◆ **Given entries**
---+---

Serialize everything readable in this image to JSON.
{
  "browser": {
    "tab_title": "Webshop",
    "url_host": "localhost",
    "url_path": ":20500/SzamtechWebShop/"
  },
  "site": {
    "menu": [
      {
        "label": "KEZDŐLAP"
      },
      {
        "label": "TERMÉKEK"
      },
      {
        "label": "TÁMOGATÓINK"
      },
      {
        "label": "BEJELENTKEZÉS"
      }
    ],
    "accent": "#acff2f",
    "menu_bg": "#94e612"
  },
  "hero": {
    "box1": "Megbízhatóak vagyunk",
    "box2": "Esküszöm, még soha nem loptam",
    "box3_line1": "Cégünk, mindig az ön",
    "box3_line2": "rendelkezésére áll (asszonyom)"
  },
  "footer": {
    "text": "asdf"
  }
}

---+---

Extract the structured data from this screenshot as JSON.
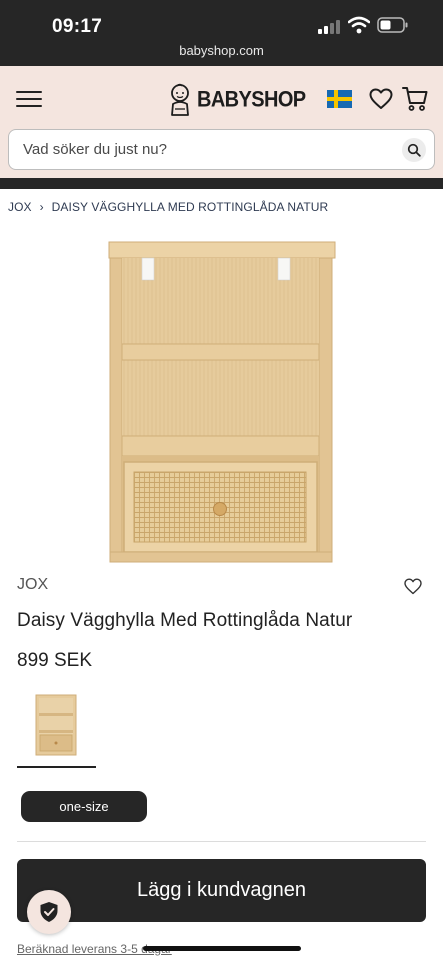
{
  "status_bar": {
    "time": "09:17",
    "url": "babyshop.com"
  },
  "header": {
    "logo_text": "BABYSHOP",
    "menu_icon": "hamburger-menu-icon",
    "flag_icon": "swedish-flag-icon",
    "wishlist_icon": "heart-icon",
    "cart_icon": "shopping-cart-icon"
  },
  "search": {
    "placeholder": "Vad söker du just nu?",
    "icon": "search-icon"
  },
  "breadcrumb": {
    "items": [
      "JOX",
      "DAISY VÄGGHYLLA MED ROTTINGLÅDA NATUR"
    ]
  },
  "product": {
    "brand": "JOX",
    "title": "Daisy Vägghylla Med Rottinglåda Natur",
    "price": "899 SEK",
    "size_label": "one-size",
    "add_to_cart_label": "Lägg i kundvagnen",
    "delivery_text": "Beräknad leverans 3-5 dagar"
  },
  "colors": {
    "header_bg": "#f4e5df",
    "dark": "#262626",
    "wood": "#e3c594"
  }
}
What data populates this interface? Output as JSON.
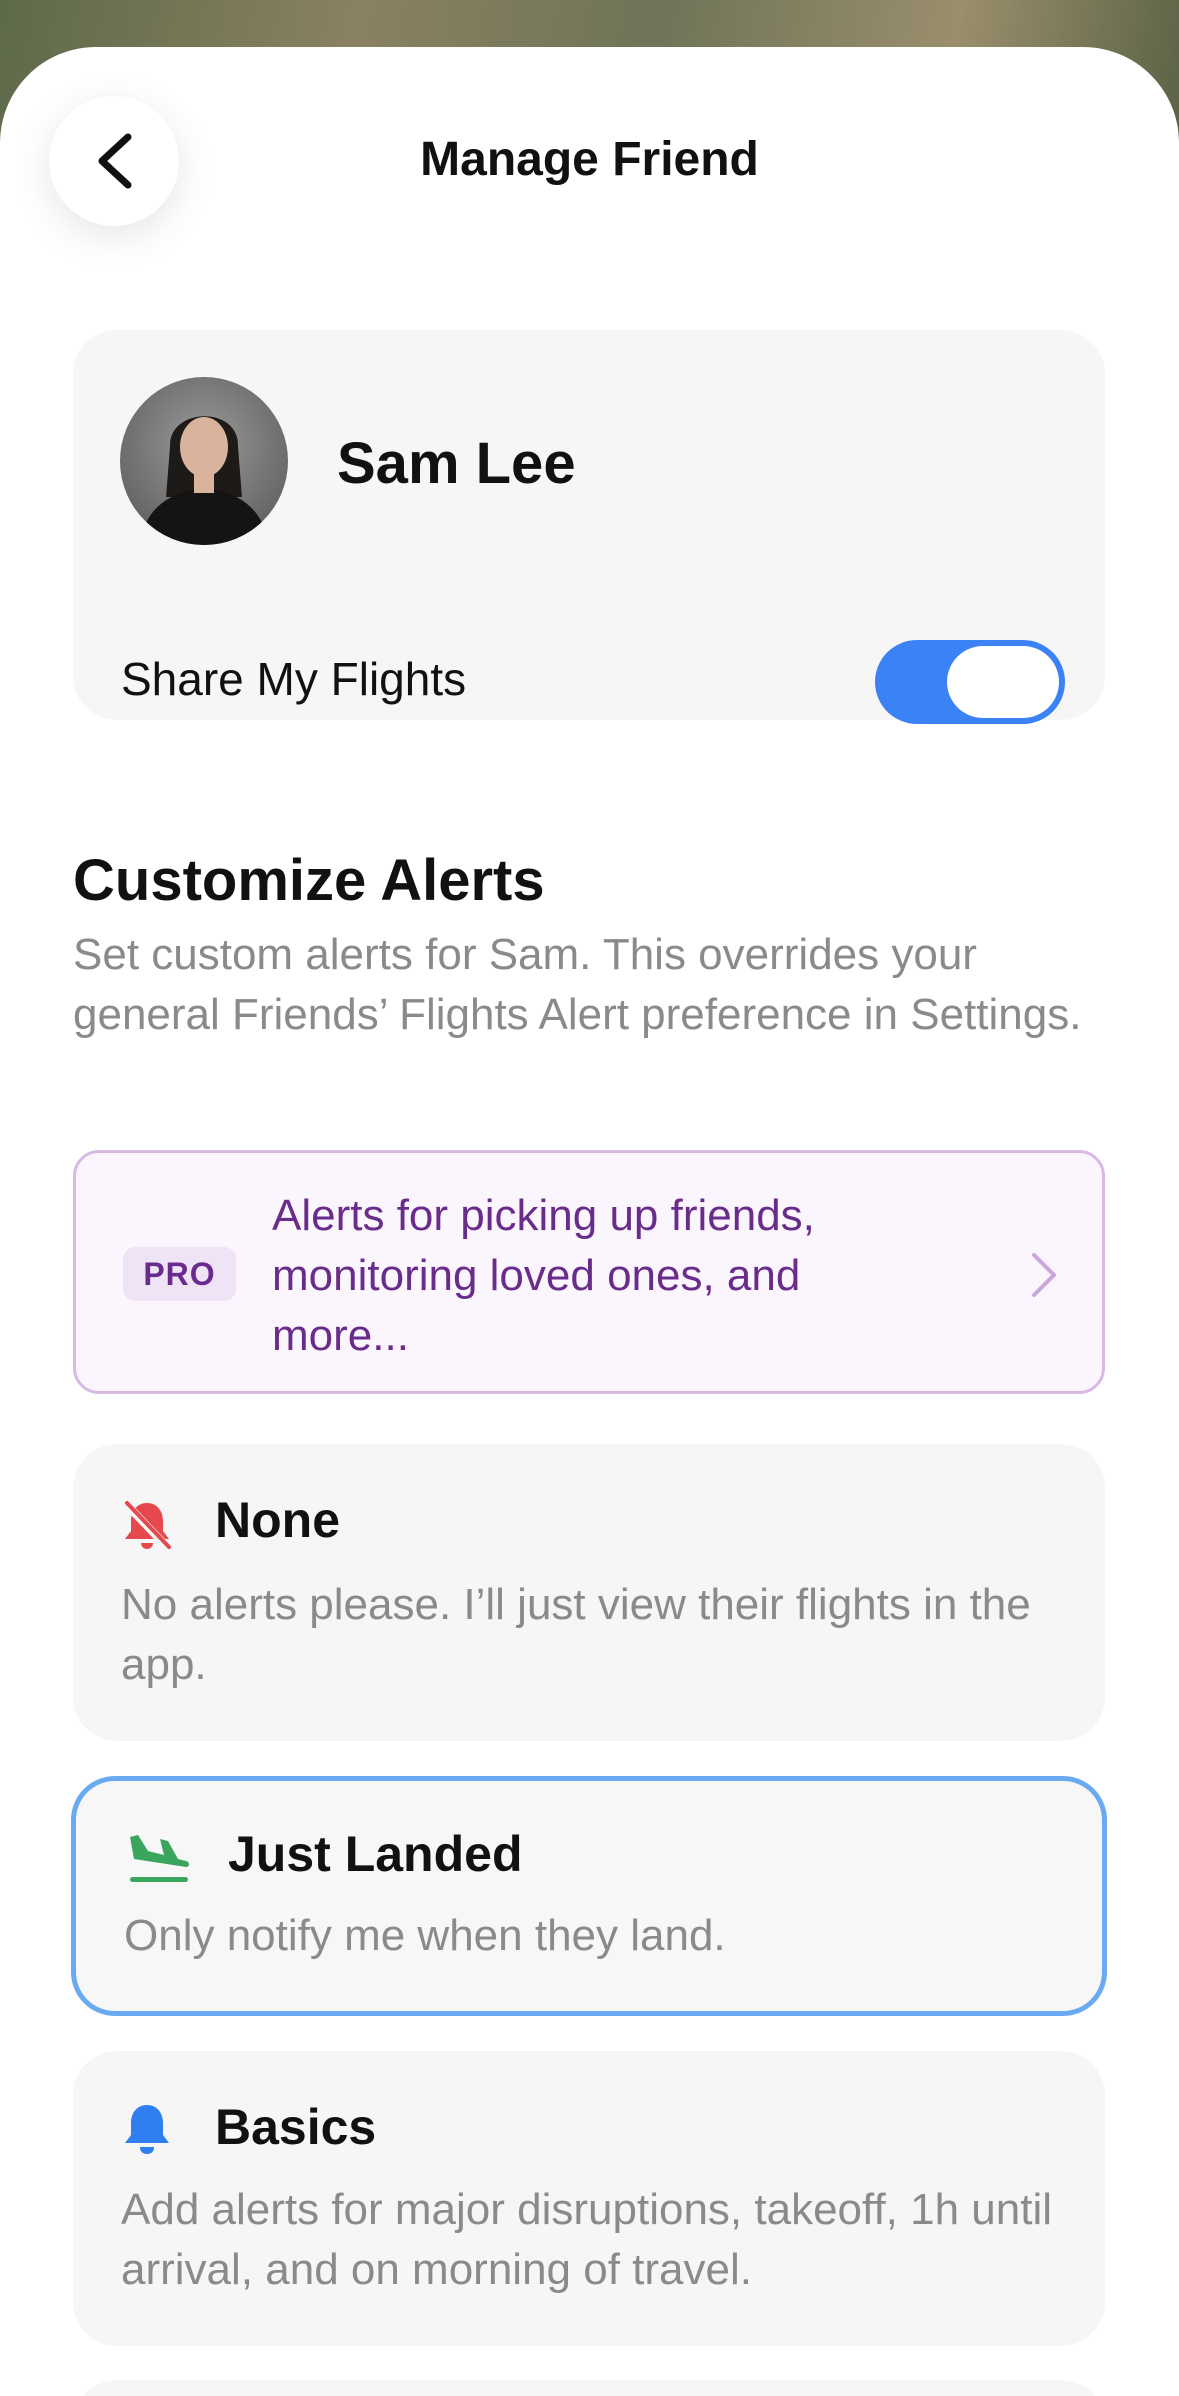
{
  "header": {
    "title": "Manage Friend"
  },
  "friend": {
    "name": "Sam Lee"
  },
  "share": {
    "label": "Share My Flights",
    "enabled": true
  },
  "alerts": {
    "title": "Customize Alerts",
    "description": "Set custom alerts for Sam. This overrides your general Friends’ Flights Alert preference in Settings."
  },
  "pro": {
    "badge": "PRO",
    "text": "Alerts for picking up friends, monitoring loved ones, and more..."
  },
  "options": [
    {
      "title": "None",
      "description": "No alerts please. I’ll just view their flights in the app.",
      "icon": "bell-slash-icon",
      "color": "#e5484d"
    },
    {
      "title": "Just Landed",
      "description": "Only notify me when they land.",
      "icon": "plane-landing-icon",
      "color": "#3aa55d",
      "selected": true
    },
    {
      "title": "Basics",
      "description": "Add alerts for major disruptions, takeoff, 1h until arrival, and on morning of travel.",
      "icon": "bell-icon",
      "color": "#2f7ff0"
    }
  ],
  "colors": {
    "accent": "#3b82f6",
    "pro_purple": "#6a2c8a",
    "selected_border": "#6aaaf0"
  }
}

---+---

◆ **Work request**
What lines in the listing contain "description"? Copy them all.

◆ **Result for this exercise**
    "description": "Set custom alerts for Sam. This overrides your general Friends’ Flights Alert preference in Settings."
      "description": "No alerts please. I’ll just view their flights in the app.",
      "description": "Only notify me when they land.",
      "description": "Add alerts for major disruptions, takeoff, 1h until arrival, and on morning of travel.",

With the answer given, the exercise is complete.